> **GOAL OF THE EXERCISE**: Find every line in the records below that holds the word "this", and copy each one.
-- Opening Marker --
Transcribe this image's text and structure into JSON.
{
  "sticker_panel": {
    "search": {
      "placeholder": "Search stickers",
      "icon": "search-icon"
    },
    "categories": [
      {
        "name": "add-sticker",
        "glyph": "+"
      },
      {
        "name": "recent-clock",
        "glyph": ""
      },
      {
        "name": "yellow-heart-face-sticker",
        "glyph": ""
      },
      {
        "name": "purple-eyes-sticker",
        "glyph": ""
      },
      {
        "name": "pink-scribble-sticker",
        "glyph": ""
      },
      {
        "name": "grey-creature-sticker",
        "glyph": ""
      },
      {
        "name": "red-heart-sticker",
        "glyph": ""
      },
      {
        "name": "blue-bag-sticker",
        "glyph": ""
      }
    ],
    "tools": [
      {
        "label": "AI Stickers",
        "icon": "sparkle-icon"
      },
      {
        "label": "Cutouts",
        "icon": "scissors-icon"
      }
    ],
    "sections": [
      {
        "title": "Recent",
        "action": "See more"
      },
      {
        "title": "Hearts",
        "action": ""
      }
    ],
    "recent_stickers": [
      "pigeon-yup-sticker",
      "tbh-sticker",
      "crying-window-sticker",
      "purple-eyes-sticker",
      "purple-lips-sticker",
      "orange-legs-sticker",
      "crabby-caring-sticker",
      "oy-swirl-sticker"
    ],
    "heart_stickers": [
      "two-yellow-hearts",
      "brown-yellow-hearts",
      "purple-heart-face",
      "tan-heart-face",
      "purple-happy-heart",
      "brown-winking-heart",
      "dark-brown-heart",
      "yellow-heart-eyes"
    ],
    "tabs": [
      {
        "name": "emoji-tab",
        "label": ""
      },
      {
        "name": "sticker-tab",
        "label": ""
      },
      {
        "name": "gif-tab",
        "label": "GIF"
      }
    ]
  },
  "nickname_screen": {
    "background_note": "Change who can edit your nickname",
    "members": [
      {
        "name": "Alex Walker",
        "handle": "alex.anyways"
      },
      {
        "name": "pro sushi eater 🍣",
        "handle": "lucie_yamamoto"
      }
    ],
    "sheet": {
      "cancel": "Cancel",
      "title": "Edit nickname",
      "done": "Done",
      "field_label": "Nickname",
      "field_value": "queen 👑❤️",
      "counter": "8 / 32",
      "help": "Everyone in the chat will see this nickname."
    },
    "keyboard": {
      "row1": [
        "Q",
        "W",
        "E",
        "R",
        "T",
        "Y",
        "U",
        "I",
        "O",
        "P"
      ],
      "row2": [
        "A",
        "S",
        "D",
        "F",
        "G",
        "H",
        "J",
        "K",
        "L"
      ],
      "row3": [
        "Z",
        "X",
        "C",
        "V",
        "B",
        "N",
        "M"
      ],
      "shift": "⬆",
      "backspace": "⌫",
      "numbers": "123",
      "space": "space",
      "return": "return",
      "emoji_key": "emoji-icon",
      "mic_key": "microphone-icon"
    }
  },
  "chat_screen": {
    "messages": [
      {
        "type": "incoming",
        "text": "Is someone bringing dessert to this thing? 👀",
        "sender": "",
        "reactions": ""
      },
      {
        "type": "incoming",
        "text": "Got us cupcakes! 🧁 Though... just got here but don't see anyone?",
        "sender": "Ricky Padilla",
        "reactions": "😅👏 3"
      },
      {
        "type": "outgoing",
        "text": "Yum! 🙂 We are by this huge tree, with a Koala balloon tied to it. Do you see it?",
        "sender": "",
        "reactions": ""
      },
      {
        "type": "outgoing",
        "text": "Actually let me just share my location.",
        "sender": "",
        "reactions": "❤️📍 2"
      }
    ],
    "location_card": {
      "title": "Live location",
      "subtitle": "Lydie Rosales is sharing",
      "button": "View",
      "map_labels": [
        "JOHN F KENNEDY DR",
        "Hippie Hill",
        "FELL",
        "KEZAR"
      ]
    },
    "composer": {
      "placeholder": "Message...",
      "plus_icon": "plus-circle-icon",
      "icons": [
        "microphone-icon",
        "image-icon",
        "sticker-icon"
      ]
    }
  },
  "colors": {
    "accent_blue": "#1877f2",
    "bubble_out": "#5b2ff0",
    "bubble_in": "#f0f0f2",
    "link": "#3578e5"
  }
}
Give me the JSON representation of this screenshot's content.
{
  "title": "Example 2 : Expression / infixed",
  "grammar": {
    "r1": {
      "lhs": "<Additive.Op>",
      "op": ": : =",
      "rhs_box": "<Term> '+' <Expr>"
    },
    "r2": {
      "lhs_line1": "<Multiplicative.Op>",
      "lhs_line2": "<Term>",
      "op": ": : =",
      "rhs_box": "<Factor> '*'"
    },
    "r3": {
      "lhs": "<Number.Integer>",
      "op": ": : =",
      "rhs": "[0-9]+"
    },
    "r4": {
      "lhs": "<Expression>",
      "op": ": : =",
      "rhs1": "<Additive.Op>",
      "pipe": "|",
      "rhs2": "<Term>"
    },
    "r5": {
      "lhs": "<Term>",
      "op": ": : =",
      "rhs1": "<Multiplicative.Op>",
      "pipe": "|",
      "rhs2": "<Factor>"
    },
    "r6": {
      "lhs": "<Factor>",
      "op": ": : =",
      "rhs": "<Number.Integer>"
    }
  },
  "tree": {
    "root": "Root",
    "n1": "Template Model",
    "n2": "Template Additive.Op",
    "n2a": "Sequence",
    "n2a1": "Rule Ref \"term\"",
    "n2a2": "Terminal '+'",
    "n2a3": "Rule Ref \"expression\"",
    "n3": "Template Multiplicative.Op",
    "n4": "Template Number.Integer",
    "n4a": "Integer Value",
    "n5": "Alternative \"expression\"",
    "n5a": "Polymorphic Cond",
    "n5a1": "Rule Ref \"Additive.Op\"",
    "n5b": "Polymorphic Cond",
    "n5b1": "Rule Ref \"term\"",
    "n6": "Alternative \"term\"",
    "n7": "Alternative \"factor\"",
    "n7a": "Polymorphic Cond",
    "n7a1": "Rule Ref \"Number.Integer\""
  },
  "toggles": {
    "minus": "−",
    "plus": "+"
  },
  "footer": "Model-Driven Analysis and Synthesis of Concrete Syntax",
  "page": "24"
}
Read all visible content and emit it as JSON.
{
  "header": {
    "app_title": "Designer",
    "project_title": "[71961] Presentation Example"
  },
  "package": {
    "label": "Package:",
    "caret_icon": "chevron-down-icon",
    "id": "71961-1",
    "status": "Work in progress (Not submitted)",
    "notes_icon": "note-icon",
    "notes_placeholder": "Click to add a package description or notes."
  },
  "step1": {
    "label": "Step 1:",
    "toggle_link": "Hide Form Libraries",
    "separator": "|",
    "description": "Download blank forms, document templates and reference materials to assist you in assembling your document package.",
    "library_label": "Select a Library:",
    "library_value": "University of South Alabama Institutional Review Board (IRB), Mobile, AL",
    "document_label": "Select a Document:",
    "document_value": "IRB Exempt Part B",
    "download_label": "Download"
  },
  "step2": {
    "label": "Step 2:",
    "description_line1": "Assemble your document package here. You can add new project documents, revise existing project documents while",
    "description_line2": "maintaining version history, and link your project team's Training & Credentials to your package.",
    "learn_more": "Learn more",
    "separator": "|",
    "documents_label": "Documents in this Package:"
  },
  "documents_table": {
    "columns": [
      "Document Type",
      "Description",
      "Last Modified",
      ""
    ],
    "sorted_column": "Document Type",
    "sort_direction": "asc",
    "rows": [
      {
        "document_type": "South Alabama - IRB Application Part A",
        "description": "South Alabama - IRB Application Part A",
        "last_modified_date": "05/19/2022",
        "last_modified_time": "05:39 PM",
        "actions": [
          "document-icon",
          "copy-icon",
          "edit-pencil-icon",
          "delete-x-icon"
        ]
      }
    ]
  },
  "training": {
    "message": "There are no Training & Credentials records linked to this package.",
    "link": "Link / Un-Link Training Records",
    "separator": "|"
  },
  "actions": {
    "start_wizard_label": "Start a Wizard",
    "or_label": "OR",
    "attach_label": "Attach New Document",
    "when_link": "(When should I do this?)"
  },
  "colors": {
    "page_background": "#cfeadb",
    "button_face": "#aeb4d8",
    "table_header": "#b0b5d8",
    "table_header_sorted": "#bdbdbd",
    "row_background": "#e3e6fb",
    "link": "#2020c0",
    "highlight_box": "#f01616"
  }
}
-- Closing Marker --
> **WRITTEN SOLUTION**:
Transcribe this image's text and structure into JSON.
      "help": "Everyone in the chat will see this nickname."
        "text": "Is someone bringing dessert to this thing? 👀",
        "text": "Yum! 🙂 We are by this huge tree, with a Koala balloon tied to it. Do you see it?",
Give me the JSON representation of this screenshot's content.
    "documents_label": "Documents in this Package:"
    "message": "There are no Training & Credentials records linked to this package.",
    "when_link": "(When should I do this?)"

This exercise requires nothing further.